It has been a long road back from the valley of tech doom. We saw the first signs of a serious rebound this spring ("Why the tech turnaround looks real," May 5). Now, the tech-driven NASDAQ index in the U.S. is up about 20% for the year. Markets around the world are responding with their own nascent tech rallies. If this upturn is truly global, what does the future hold? BusinessWeek specialists, along with our sister company, Standard & Poor's, have been sifting through the data for weeks. In our annual Technology Special Report, we've identified four transforming trends: on-demand computing, the Wi-Fi revolution, Web services, and high-speed broadband. Our annual IT 100 list shows you who the new leaders are in these areas and many more.
For Asian readers, this closely watched compilation should have special significance. Asian companies make up nearly a third of the IT 100. These are the outfits that weathered the most severe tech storm in history. Most survived not by reaching for a radical new strategy but by digging in and doing what they do even better.

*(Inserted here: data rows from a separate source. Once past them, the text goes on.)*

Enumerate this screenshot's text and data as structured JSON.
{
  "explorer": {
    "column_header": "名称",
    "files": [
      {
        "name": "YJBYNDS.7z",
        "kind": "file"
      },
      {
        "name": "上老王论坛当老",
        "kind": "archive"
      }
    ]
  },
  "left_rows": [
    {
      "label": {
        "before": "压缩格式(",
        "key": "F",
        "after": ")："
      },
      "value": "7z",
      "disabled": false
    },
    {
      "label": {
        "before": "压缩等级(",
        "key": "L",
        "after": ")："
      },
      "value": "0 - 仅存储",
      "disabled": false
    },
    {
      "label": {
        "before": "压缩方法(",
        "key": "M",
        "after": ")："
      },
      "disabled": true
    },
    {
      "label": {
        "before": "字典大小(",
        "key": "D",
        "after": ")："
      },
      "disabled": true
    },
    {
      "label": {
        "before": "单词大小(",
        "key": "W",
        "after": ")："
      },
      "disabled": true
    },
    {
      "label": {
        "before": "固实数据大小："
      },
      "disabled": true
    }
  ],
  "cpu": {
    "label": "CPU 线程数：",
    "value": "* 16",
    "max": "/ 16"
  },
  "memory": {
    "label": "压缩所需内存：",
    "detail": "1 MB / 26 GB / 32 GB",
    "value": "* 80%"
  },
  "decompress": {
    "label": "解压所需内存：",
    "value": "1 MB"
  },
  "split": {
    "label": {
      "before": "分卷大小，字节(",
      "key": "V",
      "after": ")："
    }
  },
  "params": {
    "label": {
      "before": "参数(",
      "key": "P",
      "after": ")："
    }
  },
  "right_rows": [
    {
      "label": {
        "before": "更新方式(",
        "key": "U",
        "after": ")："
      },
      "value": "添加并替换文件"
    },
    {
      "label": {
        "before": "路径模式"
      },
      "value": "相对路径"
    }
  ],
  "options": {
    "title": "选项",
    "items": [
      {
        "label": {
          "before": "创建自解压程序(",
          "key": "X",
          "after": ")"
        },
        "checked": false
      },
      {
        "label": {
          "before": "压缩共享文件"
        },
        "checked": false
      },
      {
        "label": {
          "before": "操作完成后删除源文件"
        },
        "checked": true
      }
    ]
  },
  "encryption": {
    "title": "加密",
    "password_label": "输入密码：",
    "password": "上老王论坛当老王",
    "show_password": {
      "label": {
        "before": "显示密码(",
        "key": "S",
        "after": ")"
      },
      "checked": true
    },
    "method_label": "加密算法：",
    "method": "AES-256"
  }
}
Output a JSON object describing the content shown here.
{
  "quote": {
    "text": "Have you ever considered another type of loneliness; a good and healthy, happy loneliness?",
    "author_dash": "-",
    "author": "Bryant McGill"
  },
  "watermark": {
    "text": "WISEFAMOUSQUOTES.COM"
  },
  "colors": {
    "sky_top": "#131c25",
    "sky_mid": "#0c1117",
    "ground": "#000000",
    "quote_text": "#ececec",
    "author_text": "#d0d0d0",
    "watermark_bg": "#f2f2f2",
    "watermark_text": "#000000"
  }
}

The team that produced this year's Annual Report includes the folks who cover these companies week in and week out, traveling from our six bureaus in the region to Asia's tech centers: Hsinchu, Taiwan; Bangalore, India; Daeduck, South Korea; and Pudong, China. They include Asian technology writer Bruce Einhorn in Hong Kong; Tokyo science writer Irene Kunii; Bombay Bureau Chief Manjeet Kripalani; Singapore Bureau Chief Michael Shari; and Seoul Bureau Chief Moon Ihlwan. Overseeing the project were Asian editor David Rocks, a former tech writer himself, and New York-based tech editor Heather Green.
Besides identifying the shape of the recovery, this report delivers big news about the heavy investment going into research & development. Sony is spending $3 billion on new chips for the digital home; Nokia is shelling out the same on a new array of mobile phones; and IBM, Hewlett-Packard, and Sun Microsystems are spending lavishly on systems that sell computing power as a service.
Will tech be the driving force for growth it was in the last decade? For now, big players will dominate this upswing, but at some point, the entrepreneurial spirit that infuses long tech cycles is likely to rise again. The kind of spontaneous innovation that results can come from anywhere in the world. When it happens, look to us to bring you stories on these upstart companies as well, complete with an evaluation of how they measure up on the global stage. It's what our brand of journalism is all about. By Bob Dowling, Managing Editor, International